In a hotel room in southern Russia, Lydia and Pavel Izvozchikov are praying their son will be found alive somewhere in the shallow waters at the mouth of the Black Sea.Their 28-year-old son Vladimir is still missing after a storm at the weekend sank and crippled more than a dozen ships and disgorged an oil slick that has killed thousands of birds.
Russian Prime Minister Viktor Zubkov flew to the region on Tuesday to oversee the rescue operation. The Izvozchikov family said the authorities had told them nothing about their son, a mechanic whose cargo ship was swamped on Sunday.
“He was alive. He made it off the ship we think,” said Lydia Izvozchikova, a small woman whose lips quivered with emotion as she spoke outside her hotel. “If all we have is hope, then that’s what we are living on.”
The family was preparing to travel to neighboring Ukraine to scour hospitals in case their son had turned up there.
“We are living on rumors right now. First we heard 46 were rescued, then 60. We haven’t seen the list. Why won’t they come and show us a list?” said Lydia’s husband Pavel.
Vladimir Izvozchikov served aboard the Nakhichevan, a river ship based in their home city of Rostov-on-Don that was carrying a load of dry sulfur.
In a statement on Wednesday, Ukraine’s transport ministry said rescuers had found the body of a man, which it suspects came from the Nakhichevan, but did not release his name. Four other seamen are still unaccounted for.
The last that Izvozchikov’s family heard of him was on Sunday morning, when he sent a text message to his pregnant wife Marina to tell her his ship had found a quiet place to ride out the coming storm. He told his parents not to worry.
The Izvozchikovs heard second-hand rumors from one of the rescued sailors on Tuesday that Vladimir was last seen on Sunday on the deck, his life jacket and rescue suit done up, as the command was given to abandon the Nakhichevan.
The city administration in Temryuk, near the spot where the ships went down, has put the Izvozchikovs and another family of a missing sailor in a local hotel.
It has given them meal vouchers and promised a document that will let them look for their son across the Kerch strait in Ukraine. But that is where assistance has ended.

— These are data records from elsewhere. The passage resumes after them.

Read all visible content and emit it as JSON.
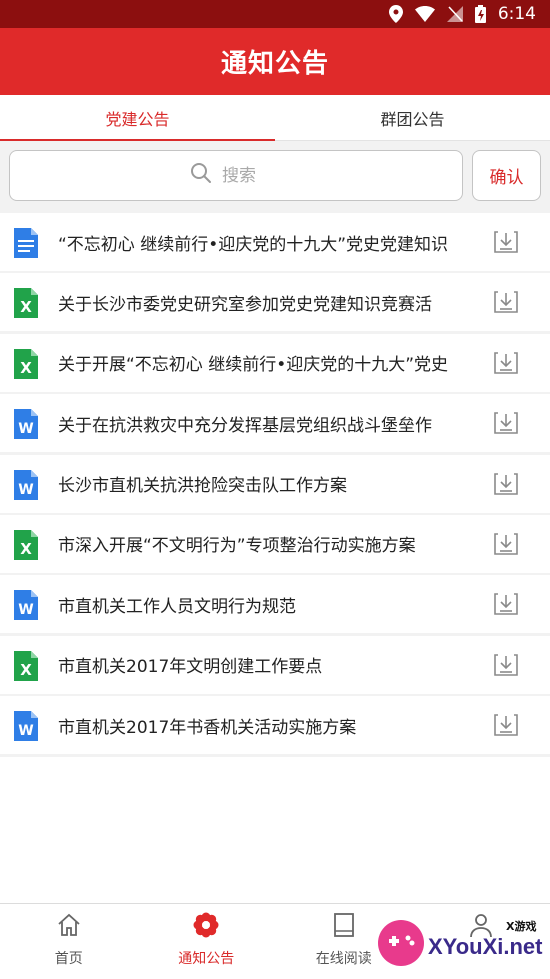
{
  "status_bar": {
    "time": "6:14"
  },
  "header": {
    "title": "通知公告"
  },
  "tabs": [
    {
      "label": "党建公告",
      "active": true
    },
    {
      "label": "群团公告",
      "active": false
    }
  ],
  "search": {
    "placeholder": "搜索",
    "confirm_label": "确认"
  },
  "files": [
    {
      "type": "doc",
      "title": "“不忘初心 继续前行•迎庆党的十九大”党史党建知识"
    },
    {
      "type": "xls",
      "title": "关于长沙市委党史研究室参加党史党建知识竞赛活"
    },
    {
      "type": "xls",
      "title": "关于开展“不忘初心 继续前行•迎庆党的十九大”党史"
    },
    {
      "type": "word",
      "title": "关于在抗洪救灾中充分发挥基层党组织战斗堡垒作"
    },
    {
      "type": "word",
      "title": "长沙市直机关抗洪抢险突击队工作方案"
    },
    {
      "type": "xls",
      "title": "市深入开展“不文明行为”专项整治行动实施方案"
    },
    {
      "type": "word",
      "title": "市直机关工作人员文明行为规范"
    },
    {
      "type": "xls",
      "title": "市直机关2017年文明创建工作要点"
    },
    {
      "type": "word",
      "title": "市直机关2017年书香机关活动实施方案"
    }
  ],
  "bottom_nav": [
    {
      "label": "首页",
      "icon": "home-icon",
      "active": false
    },
    {
      "label": "通知公告",
      "icon": "flower-icon",
      "active": true
    },
    {
      "label": "在线阅读",
      "icon": "book-icon",
      "active": false
    },
    {
      "label": "",
      "icon": "user-icon",
      "active": false
    }
  ],
  "watermark": {
    "text": "XYouXi.net",
    "small": "X游戏"
  },
  "colors": {
    "header": "#e02a2a",
    "status_bar": "#8c0f0f",
    "accent": "#d92b2b",
    "doc_blue": "#2f7ee6",
    "xls_green": "#21a34a"
  }
}
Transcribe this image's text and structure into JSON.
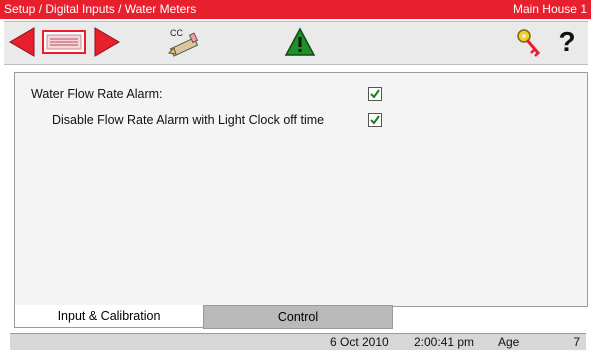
{
  "titlebar": {
    "path": "Setup / Digital Inputs / Water Meters",
    "house": "Main House 1"
  },
  "toolbar": {
    "buttons": [
      "back-arrow-icon",
      "keypad-icon",
      "forward-arrow-icon",
      "cc-pencil-icon",
      "alarm-warning-icon",
      "key-icon",
      "help-icon"
    ],
    "cc_label": "CC",
    "help_label": "?"
  },
  "settings": {
    "water_flow_rate_alarm": {
      "label": "Water Flow Rate Alarm:",
      "checked": true
    },
    "disable_flow_rate_alarm": {
      "label": "Disable Flow Rate Alarm with Light Clock off time",
      "checked": true
    }
  },
  "tabs": [
    {
      "label": "Input & Calibration",
      "active": true
    },
    {
      "label": "Control",
      "active": false
    }
  ],
  "status": {
    "date": "6 Oct 2010",
    "time": "2:00:41 pm",
    "age_label": "Age",
    "age_value": "7"
  },
  "colors": {
    "titlebar": "#e8202e",
    "arrow": "#e8202e",
    "warning": "#1f8f2a"
  }
}
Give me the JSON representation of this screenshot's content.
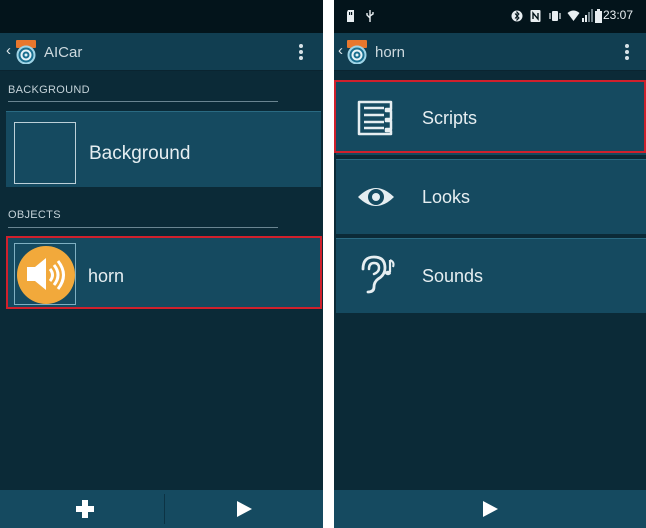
{
  "left_screen": {
    "app_title": "AICar",
    "sections": {
      "background_header": "BACKGROUND",
      "objects_header": "OBJECTS"
    },
    "background_tile": {
      "label": "Background"
    },
    "object_tile": {
      "label": "horn",
      "icon": "speaker-icon"
    },
    "bottom_bar": {
      "add_icon": "plus-icon",
      "play_icon": "play-icon"
    }
  },
  "right_screen": {
    "status_bar": {
      "time": "23:07"
    },
    "title": "horn",
    "menu": [
      {
        "label": "Scripts",
        "icon": "scripts-list-icon"
      },
      {
        "label": "Looks",
        "icon": "eye-icon"
      },
      {
        "label": "Sounds",
        "icon": "ear-icon"
      }
    ],
    "bottom_bar": {
      "play_icon": "play-icon"
    }
  },
  "colors": {
    "background": "#0b2a37",
    "tile": "#154a60",
    "action_bar": "#113e51",
    "highlight": "#d0202c",
    "speaker_badge": "#f2a93b"
  }
}
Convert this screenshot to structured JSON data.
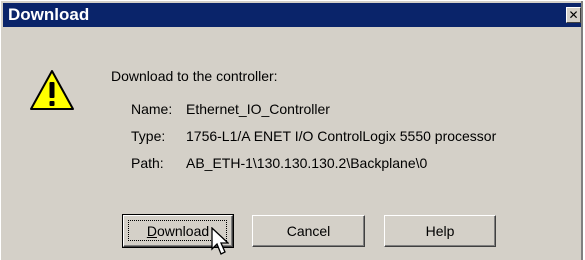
{
  "window": {
    "title": "Download",
    "close_glyph": "✕"
  },
  "dialog": {
    "icon": "warning-icon",
    "heading": "Download to the controller:",
    "fields": [
      {
        "label": "Name:",
        "value": "Ethernet_IO_Controller"
      },
      {
        "label": "Type:",
        "value": "1756-L1/A ENET I/O ControlLogix 5550 processor"
      },
      {
        "label": "Path:",
        "value": "AB_ETH-1\\130.130.130.2\\Backplane\\0"
      }
    ]
  },
  "buttons": {
    "download_label": "Download",
    "cancel_label": "Cancel",
    "help_label": "Help"
  },
  "colors": {
    "titlebar": "#0a246a",
    "face": "#d4d0c8",
    "warning": "#ffff00"
  }
}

“No federal agency, not the Ministry of Emergency Situations, not even the firm he was working for — none of them has even called us to say if he’s missing. Maybe he’s out there floating in one of the lagoons, freezing,” Pavel said.
Prime Minister Zubkov said the weekend’s events were the worst mass shipwreck in modern Russian history. He ordered a safety review after reports some of the ships ignored a storm warning and put to sea, and that some were not seaworthy.
“They had been getting ready for the storm for two days. Two days! Then the ship sent an SOS at 12 o’clock … Why couldn’t they save them if they were only three kilometers off the shore?” said the missing man’s father.